And of course, those players made up the backbone of the very good 2011 and 2012 teams. 

Its strange to a lot of people, but when recruits see a team flailing and think the coach might be fired at any moment, its tough to keep recruiting momentum going. 

This happened to Brady Hoke in 2014/15 and we even saw it a bit last year with Jim Harbaugh. 


November 12th, 2018 at 4:48 PM ^

I'm not convinced that last year's season mattered that much in recruiting.  If it had been a total disaster like MSU's 2016 (3-9), then maybe.  Going from 10 wins to eight is a hiccup.  Obsessive fans freaked out (because they freak out about everything), but most observers just saw a young team with QB issues.

I think in any event that you feel the effects of a bad season more in the next year's class, because by the time your regular season is over (end of November) a lot of guys have already made up their minds.  And now there's the early signing period.


November 12th, 2018 at 6:04 PM ^

I mean, let's examine the facts:

Michigan went from back to back top-10 classes to 22nd. 

Michigan didn't end up with a single top-100 player according to the composite. 

Michigan lost two of their top 3 commits (Emil Ekiyor and Otis Reese. They kept a legacy in Hutchinson).

Michigan lost their top DL target (Tyler Friday) when Ohio State decided they did want him at the last minute. 

This echoes the 2014 and 2015 classes that had a lot of highly regarded players early who then booked as the seasons fell apart. Or Dee Hart back in 2010 when the team was 5-0. 

I'm not sure how much more convincing you need? Let's face it, last year Michigan did not look very fun to play for. Yes, the team won 8 games, but they didn't win any big games and the losses were often excruciating. The offense looked atrocious. Harbaugh didn't seem like the same guy and while he wasn't on the hot seat, there was a lot of "underperformance" and "1-5" talk. If Michigan were scuffling along at 6-4 this year, I seriously doubt things would look as good as they do right now on the recruiting front. 

This season has been a welcome reprieve from the cycle the program had went through under RR and Hoke and that's because Harbaugh is a much better coach. 

snarling wolverine

November 12th, 2018 at 3:07 PM ^

I'm pretty sure the U-M football program gets a certain number of exemptions from our normal admissions standards, which allows them to bring in some guys who barely pass the NCAA requirements.  I vaguely remember reading that RichRod lobbied for (and got, I think) a greater number than usual.  In practice I don't think our standards for athletes are too different from most schools, except for transfers where we seem to legitimately hold them to higher standards.


November 12th, 2018 at 4:41 PM ^

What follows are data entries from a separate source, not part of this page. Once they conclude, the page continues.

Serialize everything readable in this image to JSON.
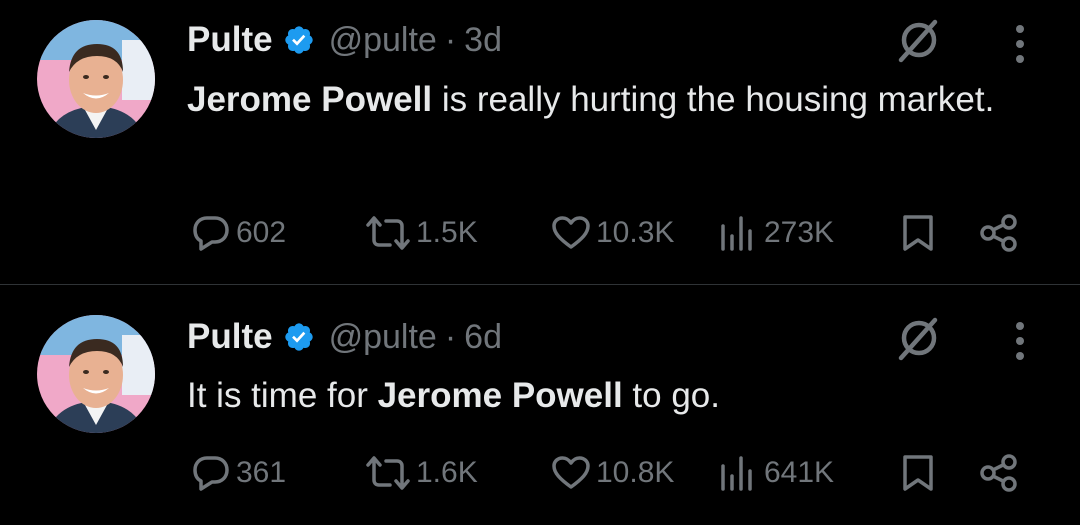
{
  "colors": {
    "background": "#000000",
    "text": "#e7e9ea",
    "muted": "#71767b",
    "verified": "#1d9bf0",
    "divider": "#2f3336"
  },
  "tweets": [
    {
      "name": "Pulte",
      "handle": "@pulte",
      "separator": "·",
      "time": "3d",
      "text_parts": [
        {
          "text": "Jerome Powell",
          "bold": true
        },
        {
          "text": " is really hurting the housing market.",
          "bold": false
        }
      ],
      "replies": "602",
      "reposts": "1.5K",
      "likes": "10.3K",
      "views": "273K",
      "icons": [
        "verified-badge-icon",
        "grok-icon",
        "more-icon",
        "reply-icon",
        "repost-icon",
        "like-icon",
        "views-icon",
        "bookmark-icon",
        "share-icon"
      ]
    },
    {
      "name": "Pulte",
      "handle": "@pulte",
      "separator": "·",
      "time": "6d",
      "text_parts": [
        {
          "text": "It is time for ",
          "bold": false
        },
        {
          "text": "Jerome Powell",
          "bold": true
        },
        {
          "text": " to go.",
          "bold": false
        }
      ],
      "replies": "361",
      "reposts": "1.6K",
      "likes": "10.8K",
      "views": "641K",
      "icons": [
        "verified-badge-icon",
        "grok-icon",
        "more-icon",
        "reply-icon",
        "repost-icon",
        "like-icon",
        "views-icon",
        "bookmark-icon",
        "share-icon"
      ]
    }
  ]
}
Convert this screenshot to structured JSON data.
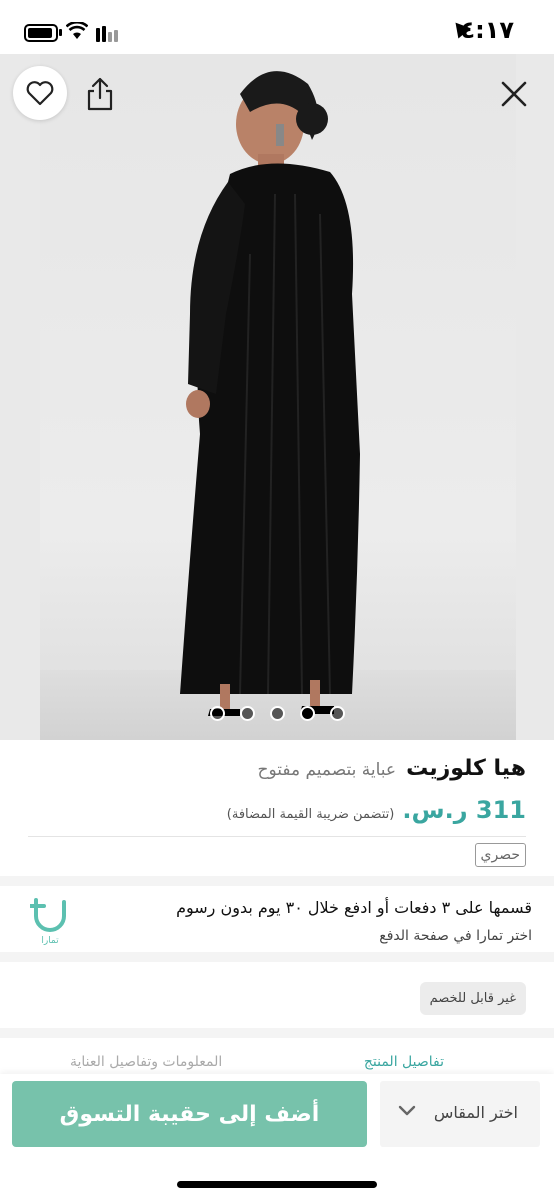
{
  "status_bar": {
    "time": "٤:١٧",
    "icons": [
      "location-icon",
      "battery-icon",
      "wifi-icon",
      "signal-icon"
    ]
  },
  "gallery": {
    "image_alt": "model-wearing-black-abaya",
    "dots_count": 5,
    "active_dot": 3
  },
  "actions": {
    "wishlist_icon": "heart-icon",
    "share_icon": "share-icon",
    "close_icon": "close-icon"
  },
  "product": {
    "brand": "هيا كلوزيت",
    "name": "عباية بتصميم مفتوح",
    "price": "311 ر.س.",
    "vat_note": "(تتضمن ضريبة القيمة المضافة)",
    "badge": "حصري"
  },
  "tamara": {
    "line1": "قسمها على ٣ دفعات أو ادفع خلال ٣٠ يوم بدون رسوم",
    "line2": "اختر تمارا في صفحة الدفع",
    "logo_text": "تمارا"
  },
  "discount_note": "غير قابل للخصم",
  "tabs": {
    "details": "تفاصيل المنتج",
    "info": "المعلومات وتفاصيل العناية"
  },
  "bottom": {
    "add_to_bag": "أضف إلى حقيبة التسوق",
    "size_select": "اختر المقاس"
  },
  "colors": {
    "accent": "#3aa6a0",
    "button": "#77c2ab"
  }
}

"In practice I don't think our standards for athletes are too different from most schools"

I've asked Sam Webb specifically about this and he's spoken about it on numerous other occasions as well, always with the same point: while it's possible for Michigan football to bring in kids who are *at* the NCAA minimum, in practice it's always been very limited, and in fact other programs—like Alabama, for example—have far, far greater latitude in recruiting kids who wouldn't get offers from Michigan. Those who say that Michigan's academic requirements for recruiting aren't functionally higher overall than most other schools are simply wrong.


November 12th, 2018 at 8:34 PM ^

similar situation for Northwestern University. At least when I was there, they were very limited in how many kids admissions would drop for and far fewer could get in as NCAA minimum qualifiers.

For M and NU (and similar) this is for good reason: once the kid is on campus it’s hard to get the degree. I don’t know what it’s like at Michigan but at NU we had nowhere to hide in small classes with no blowoff courses to speak of. 

I have often wondered, when M has had classes wash out (“Never Forget” comes to mind) if part of the reason is that said kids had the potential in a vacuum but trying to split attention enough to survive M classes (even with tutoring and office hours) further hampered their ability to put it all together on the field. As alums Harbaugh and Fitzgerald have better sense than Hoke/RR ever could about what type of kid can get the schoolwork done and still be able to grow substantially as a football player.